...Up a chair and let me tell you a bit about the game first.
With endless bullets and your trusty horse, it's up to you to bring leaden justice to the old west. Using wanted posters as your guide it's time to saddle up. Oh. A quick note on those wanted posters, unless you find them or buy them, you will endlessly loop the stage you are currently on. The necessity of buying the wanted posters and the chance to buy power ups (and pause the game of course) are the primary ways in which this version of Gun.Smoke varies from the original arcade game. You get points/money for every bad guy you take down and some of them drop money bags which gets you those extra points needed to buy the wanted poster should you not find its hiding place in the stage. I kinda have a love/hate relationship with this mechanic.
The addition of shops where you can buy the poster, powered up weapons, extra ammo, and even a horse among other things is great. As a kid, I appreciated that the game was much easier to get into. I liked getting the shot gun or machine gun power ups. Of course, as an adult I see it for what it is; basically the "power up your spaceship" deal from other shooters. This realization in no way diminishes my fondness for the way the power ups are integrated into the game while keeping with the western theme.
However, I remember getting a little bored looping a stage endlessly. Sure, you can hunt down the wanted poster for free in each stage, but if you missed the wanted poster it was the same as if you had just decided to get more money and buy it instead. I don't know that the NES game would have had the programming power to make the game offer the shopkeepers selling the poster at a cheaper price if you missed where it was hidden or have them appear more often or something; but I sometimes wish it was there never-the-less.
As for the stages themselves, each one offers an array of fun and familiar old west locations from small, dusty towns to railroad tracks in the desert that occasionally passes a lonely station or two. Great stuff.
The controls still hold up pretty well. Just like a space shooter, you start out a little slow and under powered until you grab boots to boost your speed and shotgun icons to upgrade your weapon reach and rate. Again, as a kid I didn't see this in the same as a thing like Gradius. I was in the old west, gearing up to take down a gang of rustlin' outlaws ridin' fer trouble.
If you want to hear the soundtrack for Gun.Smoke, please follow this link here for the soundtrack. Capcom offers the usual mix of fun arcade sounding beats with a western flair. True, the NES didn't have the same capabilities as the arcade proper, but it still has quality to it that evokes a feel reminiscent of Ghost Riders in the Sky or something Johnny Cash might have written if he worked on a game sound track. Seriously, go to YouTube and hunt down some of the covers of the main theme, Hicksville, and you'll see what I mean.

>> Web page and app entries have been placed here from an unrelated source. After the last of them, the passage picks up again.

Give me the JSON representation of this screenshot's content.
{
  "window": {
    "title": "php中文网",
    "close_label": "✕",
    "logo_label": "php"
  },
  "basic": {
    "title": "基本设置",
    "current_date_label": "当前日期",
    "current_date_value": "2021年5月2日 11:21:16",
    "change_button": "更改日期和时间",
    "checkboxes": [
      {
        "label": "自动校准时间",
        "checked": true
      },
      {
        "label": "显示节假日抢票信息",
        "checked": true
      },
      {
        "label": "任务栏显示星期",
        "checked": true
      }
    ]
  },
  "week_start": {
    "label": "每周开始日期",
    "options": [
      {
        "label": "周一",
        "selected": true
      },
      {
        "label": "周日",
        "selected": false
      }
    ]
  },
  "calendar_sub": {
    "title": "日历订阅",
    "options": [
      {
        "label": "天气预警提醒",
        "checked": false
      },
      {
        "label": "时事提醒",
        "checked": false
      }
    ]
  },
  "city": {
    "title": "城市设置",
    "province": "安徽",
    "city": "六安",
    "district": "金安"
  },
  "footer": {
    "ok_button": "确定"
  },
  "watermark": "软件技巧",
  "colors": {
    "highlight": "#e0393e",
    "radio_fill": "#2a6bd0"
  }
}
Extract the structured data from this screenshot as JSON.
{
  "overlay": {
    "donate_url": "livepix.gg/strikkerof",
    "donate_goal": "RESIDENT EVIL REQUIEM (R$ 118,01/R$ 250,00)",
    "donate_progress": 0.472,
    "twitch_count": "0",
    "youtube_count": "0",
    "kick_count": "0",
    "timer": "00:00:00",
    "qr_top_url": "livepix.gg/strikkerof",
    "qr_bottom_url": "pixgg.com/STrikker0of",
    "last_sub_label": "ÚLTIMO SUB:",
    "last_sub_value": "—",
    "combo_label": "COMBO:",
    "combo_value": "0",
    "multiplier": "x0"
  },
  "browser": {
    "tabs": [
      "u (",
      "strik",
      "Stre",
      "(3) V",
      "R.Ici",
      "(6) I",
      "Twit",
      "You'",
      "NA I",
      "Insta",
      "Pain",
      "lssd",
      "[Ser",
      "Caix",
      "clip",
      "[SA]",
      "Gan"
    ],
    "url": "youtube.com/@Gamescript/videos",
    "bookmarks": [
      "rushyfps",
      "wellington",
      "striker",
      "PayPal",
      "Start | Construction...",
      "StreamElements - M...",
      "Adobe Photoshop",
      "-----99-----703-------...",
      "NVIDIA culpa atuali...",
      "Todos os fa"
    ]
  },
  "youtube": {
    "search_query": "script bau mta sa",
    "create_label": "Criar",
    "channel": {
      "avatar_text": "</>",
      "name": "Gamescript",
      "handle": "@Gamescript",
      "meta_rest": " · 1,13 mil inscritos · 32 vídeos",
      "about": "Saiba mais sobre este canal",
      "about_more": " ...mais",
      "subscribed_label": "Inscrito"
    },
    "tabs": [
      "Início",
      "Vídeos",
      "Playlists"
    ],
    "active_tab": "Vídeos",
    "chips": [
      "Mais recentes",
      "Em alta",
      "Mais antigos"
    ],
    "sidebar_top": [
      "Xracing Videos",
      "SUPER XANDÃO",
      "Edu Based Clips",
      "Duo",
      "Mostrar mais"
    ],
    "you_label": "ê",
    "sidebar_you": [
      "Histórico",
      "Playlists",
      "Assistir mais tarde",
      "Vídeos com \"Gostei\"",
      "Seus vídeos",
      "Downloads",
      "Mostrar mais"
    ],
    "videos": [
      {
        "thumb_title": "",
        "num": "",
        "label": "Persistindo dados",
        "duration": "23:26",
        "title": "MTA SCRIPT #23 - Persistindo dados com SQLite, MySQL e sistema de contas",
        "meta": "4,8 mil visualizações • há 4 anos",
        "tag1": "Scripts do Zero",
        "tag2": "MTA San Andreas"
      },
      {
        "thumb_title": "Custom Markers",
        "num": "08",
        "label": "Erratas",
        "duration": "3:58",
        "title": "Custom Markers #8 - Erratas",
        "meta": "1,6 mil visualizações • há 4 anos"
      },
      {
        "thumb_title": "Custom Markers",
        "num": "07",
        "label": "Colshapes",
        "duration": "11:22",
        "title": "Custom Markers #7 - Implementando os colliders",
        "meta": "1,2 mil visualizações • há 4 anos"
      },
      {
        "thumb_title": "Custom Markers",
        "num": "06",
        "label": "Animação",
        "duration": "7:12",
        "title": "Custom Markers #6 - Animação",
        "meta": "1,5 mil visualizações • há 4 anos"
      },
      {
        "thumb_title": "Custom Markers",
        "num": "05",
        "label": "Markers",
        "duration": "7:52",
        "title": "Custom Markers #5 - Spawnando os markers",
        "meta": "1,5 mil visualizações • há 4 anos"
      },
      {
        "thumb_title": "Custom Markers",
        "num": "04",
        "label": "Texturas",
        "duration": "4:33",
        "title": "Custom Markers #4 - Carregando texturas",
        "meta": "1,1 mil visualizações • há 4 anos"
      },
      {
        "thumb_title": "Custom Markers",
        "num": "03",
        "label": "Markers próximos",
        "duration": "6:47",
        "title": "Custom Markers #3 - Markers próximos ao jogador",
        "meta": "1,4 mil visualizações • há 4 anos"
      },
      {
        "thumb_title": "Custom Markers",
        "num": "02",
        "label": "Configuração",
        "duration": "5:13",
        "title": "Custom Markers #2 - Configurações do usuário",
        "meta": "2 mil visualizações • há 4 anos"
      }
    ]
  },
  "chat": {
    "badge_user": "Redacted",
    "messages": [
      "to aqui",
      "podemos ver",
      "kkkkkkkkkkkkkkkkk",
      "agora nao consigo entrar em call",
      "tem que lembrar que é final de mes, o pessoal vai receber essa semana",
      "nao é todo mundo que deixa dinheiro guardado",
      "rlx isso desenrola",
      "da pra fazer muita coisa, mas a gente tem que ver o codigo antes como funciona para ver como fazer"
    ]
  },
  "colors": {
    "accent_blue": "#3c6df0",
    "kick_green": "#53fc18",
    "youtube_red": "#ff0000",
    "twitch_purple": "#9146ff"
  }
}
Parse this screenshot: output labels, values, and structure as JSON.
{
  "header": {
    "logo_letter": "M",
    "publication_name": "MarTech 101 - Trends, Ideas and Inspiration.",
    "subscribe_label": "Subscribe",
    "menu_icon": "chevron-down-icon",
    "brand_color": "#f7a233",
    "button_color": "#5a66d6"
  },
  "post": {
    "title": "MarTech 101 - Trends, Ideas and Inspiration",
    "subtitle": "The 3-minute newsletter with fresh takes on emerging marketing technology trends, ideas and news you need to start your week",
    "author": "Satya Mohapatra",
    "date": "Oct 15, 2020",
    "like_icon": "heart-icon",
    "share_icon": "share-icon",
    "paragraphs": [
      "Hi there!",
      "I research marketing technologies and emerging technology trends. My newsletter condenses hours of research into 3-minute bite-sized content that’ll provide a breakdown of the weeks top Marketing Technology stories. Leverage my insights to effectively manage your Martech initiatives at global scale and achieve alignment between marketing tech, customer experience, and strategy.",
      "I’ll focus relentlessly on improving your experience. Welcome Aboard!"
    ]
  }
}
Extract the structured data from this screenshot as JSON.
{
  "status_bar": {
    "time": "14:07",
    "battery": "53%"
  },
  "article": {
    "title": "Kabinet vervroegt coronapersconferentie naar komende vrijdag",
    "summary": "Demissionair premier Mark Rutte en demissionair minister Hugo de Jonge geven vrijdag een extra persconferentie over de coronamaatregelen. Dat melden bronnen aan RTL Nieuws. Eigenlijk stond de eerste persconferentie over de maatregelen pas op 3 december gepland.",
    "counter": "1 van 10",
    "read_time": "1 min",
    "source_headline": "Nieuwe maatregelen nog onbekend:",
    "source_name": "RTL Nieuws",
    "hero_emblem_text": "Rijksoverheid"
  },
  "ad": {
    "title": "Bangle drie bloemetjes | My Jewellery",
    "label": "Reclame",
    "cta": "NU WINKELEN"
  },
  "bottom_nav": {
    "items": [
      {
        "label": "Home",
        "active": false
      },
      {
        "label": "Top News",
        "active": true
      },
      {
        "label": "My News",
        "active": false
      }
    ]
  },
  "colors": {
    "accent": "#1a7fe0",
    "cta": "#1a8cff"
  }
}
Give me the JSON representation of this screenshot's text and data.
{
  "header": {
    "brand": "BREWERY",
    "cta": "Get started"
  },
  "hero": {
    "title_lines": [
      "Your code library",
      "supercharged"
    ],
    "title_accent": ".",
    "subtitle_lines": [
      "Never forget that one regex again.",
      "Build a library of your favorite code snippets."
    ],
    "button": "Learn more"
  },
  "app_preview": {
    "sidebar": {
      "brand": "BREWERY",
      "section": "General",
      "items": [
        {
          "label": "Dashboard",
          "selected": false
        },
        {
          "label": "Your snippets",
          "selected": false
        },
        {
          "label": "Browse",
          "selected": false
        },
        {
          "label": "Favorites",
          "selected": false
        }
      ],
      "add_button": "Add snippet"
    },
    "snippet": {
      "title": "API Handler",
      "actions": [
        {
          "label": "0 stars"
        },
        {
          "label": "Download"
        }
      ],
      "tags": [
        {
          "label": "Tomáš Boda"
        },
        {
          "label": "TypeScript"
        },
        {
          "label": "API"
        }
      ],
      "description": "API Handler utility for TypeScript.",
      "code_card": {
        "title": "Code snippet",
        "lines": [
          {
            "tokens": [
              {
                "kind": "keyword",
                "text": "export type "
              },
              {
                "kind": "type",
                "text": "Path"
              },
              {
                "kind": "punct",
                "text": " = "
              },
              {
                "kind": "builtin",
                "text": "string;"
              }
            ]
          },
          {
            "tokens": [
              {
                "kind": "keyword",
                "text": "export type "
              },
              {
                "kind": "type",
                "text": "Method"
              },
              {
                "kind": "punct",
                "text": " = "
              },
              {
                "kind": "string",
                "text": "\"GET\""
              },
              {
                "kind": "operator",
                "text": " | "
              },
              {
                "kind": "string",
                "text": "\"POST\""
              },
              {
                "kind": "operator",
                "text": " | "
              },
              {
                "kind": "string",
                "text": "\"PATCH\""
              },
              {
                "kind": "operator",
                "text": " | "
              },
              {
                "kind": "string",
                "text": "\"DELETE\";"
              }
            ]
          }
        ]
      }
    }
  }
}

In fact, go check this cover of Hicksville right now. It's just fantastic, and when you hear it covered in this way, you get even more of the western feel that this tune has.
In so far as sound design goes, Capcom again got it just right for this one. There are limitations in the NES, but the best companies (at least back in the day) knew how to make the most out of a few synthesized sounds. Gun shots, bad guy yells, horse clip clops are all done in a reasonably well way and still hold up today.
As I mentioned earlier, I can see as an adult I did myself a disservice by not trying out more shoot'em ups. Yeah, the majority of overhead shooters you're going to find yourself piloting a space ship, fighting a slew of ships to save the planet, or galaxy, or all of space and time.
You get the idea.
I loved this game back in the day, I liked playing it as part of a Capcom collection that I have for the PS2--but that was direct arcade port. I finally picked up this NES port both as an excuse for this review, and because I recalled that I connected more with this version. Boy did I ever. It was worth popping into the local video game store to grab this one. I played for hours just for this review...because it's still a double-barreled blast of western nostalgia.